With the entries below as the source, tally the lines that contain the string "true" and give the number only.

(Beginning of Records supplied)

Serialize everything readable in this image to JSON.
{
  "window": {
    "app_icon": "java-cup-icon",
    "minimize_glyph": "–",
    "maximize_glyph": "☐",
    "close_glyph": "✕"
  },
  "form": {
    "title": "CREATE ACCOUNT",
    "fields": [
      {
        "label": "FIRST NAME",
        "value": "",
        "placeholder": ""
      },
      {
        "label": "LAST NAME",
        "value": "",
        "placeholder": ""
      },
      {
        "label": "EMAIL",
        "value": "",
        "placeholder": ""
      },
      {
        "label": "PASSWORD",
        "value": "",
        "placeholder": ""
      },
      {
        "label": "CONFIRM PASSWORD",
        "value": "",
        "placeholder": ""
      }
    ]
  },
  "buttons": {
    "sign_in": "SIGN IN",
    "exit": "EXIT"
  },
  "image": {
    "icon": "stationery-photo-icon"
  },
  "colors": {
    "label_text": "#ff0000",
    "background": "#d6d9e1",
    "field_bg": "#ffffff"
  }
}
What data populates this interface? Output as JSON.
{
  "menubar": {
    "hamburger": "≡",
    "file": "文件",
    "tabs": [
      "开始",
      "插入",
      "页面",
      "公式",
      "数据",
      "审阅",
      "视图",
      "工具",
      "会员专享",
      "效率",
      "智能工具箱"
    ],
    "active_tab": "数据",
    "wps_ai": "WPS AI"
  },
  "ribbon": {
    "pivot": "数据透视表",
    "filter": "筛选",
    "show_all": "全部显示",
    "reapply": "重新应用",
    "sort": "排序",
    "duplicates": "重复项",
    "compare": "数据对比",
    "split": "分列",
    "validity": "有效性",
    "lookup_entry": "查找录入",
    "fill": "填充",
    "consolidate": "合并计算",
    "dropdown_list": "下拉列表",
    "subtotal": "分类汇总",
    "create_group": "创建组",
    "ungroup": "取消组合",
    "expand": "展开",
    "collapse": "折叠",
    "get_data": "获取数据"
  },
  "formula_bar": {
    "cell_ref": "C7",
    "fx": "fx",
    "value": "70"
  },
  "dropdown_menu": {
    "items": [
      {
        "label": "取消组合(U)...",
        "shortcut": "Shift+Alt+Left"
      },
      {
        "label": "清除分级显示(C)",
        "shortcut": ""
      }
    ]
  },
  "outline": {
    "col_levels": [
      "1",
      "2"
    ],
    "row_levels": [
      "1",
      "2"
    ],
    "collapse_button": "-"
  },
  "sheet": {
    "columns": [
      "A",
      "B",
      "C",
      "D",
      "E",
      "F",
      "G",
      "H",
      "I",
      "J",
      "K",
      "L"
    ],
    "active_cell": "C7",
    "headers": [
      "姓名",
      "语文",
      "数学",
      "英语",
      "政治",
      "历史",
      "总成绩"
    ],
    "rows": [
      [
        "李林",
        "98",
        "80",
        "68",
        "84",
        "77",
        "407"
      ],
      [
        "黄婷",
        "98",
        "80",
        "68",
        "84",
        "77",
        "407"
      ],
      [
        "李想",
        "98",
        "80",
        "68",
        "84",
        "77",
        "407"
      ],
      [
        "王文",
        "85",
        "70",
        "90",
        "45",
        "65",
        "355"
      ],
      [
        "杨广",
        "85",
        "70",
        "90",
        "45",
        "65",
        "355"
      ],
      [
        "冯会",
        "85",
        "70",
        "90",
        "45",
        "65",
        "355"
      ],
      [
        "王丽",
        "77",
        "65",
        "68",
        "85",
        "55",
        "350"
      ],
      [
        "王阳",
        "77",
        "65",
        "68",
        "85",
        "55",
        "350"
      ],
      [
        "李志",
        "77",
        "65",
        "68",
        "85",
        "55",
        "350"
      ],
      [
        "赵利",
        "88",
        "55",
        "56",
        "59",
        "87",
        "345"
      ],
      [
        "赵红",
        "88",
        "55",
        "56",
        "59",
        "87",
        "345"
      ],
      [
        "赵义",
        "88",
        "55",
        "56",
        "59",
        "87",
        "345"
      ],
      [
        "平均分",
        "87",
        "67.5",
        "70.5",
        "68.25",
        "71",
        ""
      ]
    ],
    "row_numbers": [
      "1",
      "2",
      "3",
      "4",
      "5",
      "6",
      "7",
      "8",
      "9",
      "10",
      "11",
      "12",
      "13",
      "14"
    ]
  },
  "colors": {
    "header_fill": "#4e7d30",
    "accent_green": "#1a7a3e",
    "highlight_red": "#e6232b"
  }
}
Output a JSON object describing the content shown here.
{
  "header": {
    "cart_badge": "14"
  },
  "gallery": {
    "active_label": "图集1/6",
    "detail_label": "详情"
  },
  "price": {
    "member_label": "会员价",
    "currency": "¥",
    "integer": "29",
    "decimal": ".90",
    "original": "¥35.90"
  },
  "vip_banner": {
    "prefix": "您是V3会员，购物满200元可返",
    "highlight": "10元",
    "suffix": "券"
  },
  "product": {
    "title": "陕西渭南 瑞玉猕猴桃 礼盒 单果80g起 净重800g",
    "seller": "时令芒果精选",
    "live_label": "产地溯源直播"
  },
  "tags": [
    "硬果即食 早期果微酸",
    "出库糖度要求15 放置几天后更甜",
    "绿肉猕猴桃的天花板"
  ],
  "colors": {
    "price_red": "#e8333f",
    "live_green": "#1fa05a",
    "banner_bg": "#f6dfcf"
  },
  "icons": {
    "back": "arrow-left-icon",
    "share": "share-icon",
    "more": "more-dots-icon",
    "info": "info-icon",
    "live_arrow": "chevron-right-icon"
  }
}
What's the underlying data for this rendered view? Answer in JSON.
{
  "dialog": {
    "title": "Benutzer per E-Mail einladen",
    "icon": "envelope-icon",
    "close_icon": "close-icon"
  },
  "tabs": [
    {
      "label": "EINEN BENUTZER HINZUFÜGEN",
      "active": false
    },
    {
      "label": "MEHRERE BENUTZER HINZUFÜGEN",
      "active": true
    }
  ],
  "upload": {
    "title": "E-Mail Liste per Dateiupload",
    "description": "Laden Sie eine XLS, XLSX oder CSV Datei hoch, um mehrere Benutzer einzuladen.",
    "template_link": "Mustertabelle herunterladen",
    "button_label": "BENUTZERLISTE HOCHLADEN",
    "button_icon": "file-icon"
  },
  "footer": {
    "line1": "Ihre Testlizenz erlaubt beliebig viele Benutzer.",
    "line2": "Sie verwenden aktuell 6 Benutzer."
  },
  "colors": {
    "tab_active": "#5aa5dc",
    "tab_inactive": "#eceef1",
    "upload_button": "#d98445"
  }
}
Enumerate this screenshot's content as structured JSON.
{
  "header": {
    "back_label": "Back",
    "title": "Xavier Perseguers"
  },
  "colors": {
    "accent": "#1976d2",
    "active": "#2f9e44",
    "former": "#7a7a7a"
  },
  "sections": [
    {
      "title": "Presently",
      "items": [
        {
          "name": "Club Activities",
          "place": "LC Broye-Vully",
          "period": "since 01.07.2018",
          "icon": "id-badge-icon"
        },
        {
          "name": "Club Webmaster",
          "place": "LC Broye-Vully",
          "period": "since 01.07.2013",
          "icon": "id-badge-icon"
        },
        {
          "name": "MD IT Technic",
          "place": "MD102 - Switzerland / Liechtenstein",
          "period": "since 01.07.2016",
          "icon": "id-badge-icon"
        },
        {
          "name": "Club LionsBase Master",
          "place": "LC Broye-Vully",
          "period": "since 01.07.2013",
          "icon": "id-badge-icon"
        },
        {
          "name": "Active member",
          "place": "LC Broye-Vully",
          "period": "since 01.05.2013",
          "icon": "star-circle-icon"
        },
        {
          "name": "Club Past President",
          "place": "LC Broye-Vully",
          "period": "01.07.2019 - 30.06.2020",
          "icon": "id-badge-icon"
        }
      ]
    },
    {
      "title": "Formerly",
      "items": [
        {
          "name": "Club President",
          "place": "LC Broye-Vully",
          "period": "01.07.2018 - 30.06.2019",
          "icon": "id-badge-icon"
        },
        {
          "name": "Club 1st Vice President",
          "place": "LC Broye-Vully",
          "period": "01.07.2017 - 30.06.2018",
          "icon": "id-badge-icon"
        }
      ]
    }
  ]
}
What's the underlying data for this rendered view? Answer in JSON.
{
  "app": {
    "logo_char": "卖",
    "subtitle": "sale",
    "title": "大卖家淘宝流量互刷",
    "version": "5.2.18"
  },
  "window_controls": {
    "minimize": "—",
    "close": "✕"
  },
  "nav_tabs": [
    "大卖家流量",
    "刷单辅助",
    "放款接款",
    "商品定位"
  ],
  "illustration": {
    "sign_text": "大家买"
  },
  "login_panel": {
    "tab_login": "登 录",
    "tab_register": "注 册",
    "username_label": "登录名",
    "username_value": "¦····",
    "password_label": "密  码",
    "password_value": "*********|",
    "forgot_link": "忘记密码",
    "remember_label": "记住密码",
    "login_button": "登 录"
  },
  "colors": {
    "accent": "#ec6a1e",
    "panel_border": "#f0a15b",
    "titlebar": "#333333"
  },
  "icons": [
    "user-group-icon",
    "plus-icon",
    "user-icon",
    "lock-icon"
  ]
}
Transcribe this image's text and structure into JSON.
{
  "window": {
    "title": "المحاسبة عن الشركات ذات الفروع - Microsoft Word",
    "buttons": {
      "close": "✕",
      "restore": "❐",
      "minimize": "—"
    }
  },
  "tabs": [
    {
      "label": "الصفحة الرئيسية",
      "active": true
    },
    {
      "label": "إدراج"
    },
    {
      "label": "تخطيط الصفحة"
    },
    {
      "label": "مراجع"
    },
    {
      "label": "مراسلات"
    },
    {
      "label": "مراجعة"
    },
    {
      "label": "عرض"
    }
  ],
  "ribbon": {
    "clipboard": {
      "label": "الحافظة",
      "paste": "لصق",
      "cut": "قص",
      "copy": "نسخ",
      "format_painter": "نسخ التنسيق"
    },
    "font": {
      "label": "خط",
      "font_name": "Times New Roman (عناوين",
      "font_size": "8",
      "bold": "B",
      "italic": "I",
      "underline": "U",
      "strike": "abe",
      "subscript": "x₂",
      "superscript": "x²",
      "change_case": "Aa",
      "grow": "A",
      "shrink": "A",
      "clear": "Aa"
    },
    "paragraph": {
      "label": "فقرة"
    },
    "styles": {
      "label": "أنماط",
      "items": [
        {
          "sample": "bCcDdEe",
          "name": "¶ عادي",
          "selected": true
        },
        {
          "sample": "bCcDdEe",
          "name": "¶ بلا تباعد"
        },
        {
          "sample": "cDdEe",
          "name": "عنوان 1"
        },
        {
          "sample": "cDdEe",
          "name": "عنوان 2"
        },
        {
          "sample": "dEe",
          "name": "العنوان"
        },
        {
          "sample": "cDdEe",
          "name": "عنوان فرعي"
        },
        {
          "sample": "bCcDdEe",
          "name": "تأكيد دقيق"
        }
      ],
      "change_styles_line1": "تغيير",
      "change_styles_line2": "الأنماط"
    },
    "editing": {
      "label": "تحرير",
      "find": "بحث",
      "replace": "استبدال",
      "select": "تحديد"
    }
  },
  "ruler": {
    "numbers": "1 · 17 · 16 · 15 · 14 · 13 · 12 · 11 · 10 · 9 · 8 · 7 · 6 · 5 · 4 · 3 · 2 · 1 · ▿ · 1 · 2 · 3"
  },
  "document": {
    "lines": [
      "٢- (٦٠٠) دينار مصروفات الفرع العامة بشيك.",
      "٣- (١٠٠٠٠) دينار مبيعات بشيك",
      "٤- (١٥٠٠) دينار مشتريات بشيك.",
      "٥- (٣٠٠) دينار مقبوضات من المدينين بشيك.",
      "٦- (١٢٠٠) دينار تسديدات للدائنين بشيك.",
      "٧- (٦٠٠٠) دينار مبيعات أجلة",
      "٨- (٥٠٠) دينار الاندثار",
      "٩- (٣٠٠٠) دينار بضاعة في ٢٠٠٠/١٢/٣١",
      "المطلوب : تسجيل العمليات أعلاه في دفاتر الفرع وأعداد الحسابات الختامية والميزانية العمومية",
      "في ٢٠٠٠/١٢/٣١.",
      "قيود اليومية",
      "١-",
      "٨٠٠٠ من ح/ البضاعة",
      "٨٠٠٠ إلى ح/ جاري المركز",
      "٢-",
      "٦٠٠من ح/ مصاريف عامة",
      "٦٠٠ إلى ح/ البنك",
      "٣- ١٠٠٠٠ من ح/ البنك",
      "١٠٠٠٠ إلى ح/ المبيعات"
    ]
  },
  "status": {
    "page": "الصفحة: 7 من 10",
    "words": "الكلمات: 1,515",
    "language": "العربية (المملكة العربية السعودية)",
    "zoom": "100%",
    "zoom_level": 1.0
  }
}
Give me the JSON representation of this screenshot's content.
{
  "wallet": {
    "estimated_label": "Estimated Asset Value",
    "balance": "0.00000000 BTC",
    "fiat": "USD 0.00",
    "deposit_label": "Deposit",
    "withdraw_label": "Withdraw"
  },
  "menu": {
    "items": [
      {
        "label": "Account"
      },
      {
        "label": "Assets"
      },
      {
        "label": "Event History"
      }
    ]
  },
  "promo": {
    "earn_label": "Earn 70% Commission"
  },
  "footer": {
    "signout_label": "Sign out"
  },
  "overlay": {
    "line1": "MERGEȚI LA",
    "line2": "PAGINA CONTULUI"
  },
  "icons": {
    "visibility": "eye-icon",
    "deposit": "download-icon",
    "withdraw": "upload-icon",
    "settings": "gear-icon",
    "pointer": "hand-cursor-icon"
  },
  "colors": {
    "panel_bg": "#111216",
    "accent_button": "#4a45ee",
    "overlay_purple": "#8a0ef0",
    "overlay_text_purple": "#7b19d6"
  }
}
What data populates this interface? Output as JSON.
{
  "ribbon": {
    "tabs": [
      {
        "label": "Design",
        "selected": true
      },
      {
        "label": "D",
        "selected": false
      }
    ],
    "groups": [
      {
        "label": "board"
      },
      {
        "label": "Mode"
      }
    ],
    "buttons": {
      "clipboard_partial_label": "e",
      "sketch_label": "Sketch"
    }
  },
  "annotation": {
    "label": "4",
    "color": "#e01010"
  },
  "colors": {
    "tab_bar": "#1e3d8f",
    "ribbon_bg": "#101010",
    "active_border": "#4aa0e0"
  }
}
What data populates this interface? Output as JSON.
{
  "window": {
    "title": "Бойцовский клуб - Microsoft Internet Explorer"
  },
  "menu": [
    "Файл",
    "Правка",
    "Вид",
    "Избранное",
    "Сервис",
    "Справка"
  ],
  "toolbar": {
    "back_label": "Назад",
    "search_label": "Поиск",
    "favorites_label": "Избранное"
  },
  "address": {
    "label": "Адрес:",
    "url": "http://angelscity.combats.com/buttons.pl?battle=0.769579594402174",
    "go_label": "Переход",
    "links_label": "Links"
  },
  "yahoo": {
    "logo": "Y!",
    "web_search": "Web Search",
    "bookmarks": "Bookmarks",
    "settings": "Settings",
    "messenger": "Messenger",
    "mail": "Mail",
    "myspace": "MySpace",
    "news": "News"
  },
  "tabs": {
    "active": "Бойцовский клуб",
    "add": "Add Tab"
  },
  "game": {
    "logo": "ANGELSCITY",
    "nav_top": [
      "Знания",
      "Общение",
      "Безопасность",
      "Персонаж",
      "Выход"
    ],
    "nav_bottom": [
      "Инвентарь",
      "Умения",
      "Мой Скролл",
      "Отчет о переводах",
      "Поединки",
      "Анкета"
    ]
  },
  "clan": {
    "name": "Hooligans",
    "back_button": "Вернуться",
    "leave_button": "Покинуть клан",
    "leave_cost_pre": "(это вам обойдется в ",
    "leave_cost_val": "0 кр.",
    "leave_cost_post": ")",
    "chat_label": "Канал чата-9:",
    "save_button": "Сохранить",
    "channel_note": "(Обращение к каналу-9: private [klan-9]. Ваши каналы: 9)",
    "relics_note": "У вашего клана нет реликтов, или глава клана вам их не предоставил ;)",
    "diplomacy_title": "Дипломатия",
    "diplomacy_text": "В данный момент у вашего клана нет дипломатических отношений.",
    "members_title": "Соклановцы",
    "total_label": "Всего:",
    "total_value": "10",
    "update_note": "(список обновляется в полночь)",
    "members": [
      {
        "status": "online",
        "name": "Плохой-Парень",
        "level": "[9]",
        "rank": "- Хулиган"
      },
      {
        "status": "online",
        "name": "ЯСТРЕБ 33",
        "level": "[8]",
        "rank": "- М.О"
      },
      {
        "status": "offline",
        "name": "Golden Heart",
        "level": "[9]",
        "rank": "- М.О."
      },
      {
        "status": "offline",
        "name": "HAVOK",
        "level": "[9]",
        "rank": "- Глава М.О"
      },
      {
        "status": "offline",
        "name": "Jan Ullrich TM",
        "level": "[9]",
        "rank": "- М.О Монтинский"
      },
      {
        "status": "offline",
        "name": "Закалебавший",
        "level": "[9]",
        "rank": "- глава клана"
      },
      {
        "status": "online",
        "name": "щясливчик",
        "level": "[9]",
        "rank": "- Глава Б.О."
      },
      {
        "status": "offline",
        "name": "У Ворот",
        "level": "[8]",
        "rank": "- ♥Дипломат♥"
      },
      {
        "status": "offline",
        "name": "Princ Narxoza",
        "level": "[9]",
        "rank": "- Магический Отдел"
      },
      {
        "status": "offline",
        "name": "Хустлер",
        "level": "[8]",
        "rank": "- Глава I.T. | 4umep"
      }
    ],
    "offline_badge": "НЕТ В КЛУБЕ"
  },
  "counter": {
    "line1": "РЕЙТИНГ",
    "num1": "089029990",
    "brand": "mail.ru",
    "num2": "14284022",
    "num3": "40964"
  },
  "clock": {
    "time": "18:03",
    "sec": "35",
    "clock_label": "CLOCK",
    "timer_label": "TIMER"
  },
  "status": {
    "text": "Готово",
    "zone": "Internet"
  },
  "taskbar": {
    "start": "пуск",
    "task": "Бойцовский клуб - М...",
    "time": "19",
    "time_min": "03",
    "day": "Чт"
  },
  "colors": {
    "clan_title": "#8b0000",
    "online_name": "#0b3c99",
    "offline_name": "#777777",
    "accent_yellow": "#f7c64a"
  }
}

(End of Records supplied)

Result - 4